Emotional Intensity and Reactivity
Children vary in their emotional intensity. Some children are less intense and reactive.
Children vary in their emotional intensity. Some children are less intense and reactive. They tend to be quiet and rarely fuss; sleep more than average and possibly get on a “schedule” sooner than others; show their emotions with only slight changes in facial expression, tone of voice, or body posture; and need a high level of stimulation to get interested/engaged.
For the “low reactors” in your care, try the following strategies:
- Create interactive games. Try activities, such as rolling a ball or passing a rattle back and forth, that involve taking turns so that the child remains engaged.
- Get her attention. Play music with a dynamic beat and dance together. Go to the park and try some safe, rough-and-tumble play. Use a dramatic voice while you read together.
On the other hand are children who are “big reactors.” They tell the world how they feel in voices and actions that are loud and clear. They tend to express their feelings with great intensity (e.g., showing happiness by squealing with delight and expressing anger by shouting, throwing things, hitting, or biting) and react to physical stimulation intensely (e.g., they cannot tolerate an itchy tag on a T-shirt or an unpleasant smell or taste).
For the “big reactors” in your care, try the following strategies:
- Use softer music and lighting. Keep playtime fun, but not overwhelming.

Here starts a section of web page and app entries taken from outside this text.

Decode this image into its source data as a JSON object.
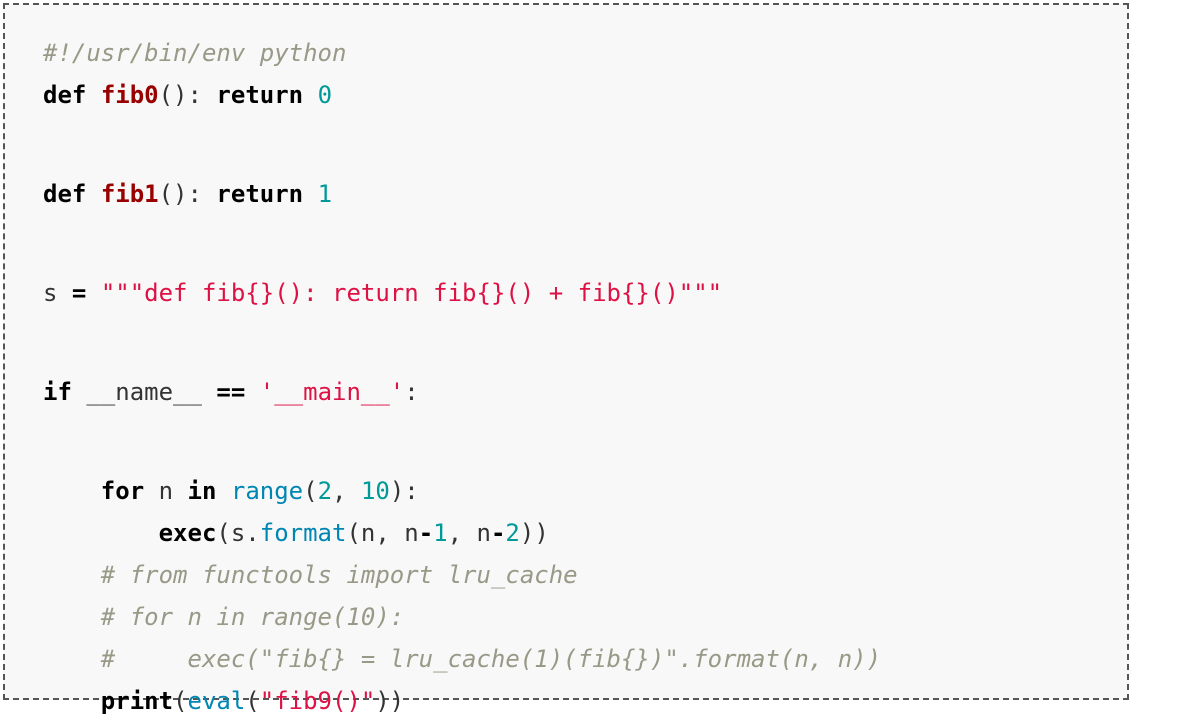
{
  "code": {
    "shebang": "#!/usr/bin/env python",
    "l2": {
      "def": "def",
      "name": "fib0",
      "paren": "():",
      "ret": "return",
      "val": "0"
    },
    "l3": {
      "def": "def",
      "name": "fib1",
      "paren": "():",
      "ret": "return",
      "val": "1"
    },
    "l4": {
      "var": "s",
      "eq": "=",
      "str": "\"\"\"def fib{}(): return fib{}() + fib{}()\"\"\""
    },
    "l5": {
      "if": "if",
      "name": "__name__",
      "eq": "==",
      "str": "'__main__'",
      "colon": ":"
    },
    "l6": {
      "for": "for",
      "n": "n",
      "in": "in",
      "range": "range",
      "open": "(",
      "a": "2",
      "comma": ",",
      "b": "10",
      "close": "):"
    },
    "l7": {
      "exec": "exec",
      "open": "(s.",
      "format": "format",
      "args1": "(n, n",
      "minus1": "-",
      "one": "1",
      "args2": ", n",
      "minus2": "-",
      "two": "2",
      "close": "))"
    },
    "c1": "# from functools import lru_cache",
    "c2": "# for n in range(10):",
    "c3": "#     exec(\"fib{} = lru_cache(1)(fib{})\".format(n, n))",
    "l8": {
      "print": "print",
      "open": "(",
      "eval": "eval",
      "open2": "(",
      "str": "\"fib9()\"",
      "close": "))"
    }
  }
}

Let the child decide whether he wants to participate in sensory activities like finger painting or playing with shaving cream.
- Offer physical comfort when the child is distressed. Hold her close, massage her back, rock her. Show that you understand her by naming her feelings: “I know it’s hard for you to be in crowded, noisy places.” Or, “I know you get s-o-o-o sad sometimes.” Don’t punish the child for her strong reactions—that is just who she is. Do help her to calm down and feel safe and secure. Then show her ways she can express her feelings.
Developing self-control begins at birth and continues throughout childhood. Learn what you can do to help your two-year-old develop and practice self-control.
Developing self-control begins at birth and continues throughout childhood. Learn what you can do to nurture the development of self-control early.